Exercise inputs: Begin

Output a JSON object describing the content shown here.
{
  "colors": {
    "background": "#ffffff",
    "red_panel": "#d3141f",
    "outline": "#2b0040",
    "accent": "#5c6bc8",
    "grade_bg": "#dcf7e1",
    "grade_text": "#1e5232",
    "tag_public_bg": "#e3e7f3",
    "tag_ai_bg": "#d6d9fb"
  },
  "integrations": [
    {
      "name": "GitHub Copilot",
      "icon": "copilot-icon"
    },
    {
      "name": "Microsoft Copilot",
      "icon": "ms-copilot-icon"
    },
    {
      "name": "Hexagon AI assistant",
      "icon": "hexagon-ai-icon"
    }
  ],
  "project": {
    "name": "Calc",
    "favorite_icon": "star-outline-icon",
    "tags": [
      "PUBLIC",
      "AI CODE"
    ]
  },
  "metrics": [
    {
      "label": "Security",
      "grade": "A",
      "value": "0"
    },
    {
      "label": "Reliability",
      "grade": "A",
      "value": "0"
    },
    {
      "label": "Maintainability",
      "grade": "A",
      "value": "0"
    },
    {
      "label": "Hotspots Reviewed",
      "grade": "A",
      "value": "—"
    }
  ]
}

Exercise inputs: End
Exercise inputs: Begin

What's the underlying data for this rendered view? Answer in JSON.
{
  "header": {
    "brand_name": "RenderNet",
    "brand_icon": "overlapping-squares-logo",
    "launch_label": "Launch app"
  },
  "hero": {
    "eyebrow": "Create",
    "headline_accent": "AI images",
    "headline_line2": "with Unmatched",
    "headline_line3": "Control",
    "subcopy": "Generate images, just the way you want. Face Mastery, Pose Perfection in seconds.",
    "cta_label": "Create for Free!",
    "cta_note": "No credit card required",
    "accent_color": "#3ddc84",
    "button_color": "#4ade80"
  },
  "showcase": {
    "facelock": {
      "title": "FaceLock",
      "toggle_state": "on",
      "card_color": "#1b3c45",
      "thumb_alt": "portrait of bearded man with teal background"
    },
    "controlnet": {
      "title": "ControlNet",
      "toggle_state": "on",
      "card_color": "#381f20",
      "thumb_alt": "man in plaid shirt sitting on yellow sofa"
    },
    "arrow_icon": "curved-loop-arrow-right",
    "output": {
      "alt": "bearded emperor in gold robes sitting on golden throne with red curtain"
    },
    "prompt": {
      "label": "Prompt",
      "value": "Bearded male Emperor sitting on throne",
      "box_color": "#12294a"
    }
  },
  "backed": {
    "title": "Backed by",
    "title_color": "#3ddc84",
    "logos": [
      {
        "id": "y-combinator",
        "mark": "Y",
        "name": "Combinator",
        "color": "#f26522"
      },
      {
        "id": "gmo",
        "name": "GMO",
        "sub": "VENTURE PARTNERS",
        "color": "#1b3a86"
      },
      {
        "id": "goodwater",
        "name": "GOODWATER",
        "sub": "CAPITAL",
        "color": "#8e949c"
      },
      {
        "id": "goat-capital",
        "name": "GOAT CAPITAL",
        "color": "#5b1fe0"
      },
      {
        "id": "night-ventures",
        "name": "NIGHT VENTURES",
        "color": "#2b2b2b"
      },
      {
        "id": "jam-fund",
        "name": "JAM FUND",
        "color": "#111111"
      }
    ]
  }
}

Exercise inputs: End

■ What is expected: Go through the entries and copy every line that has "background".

■ Answer to this problem:
    "background": "#ffffff",
      "thumb_alt": "portrait of bearded man with teal background"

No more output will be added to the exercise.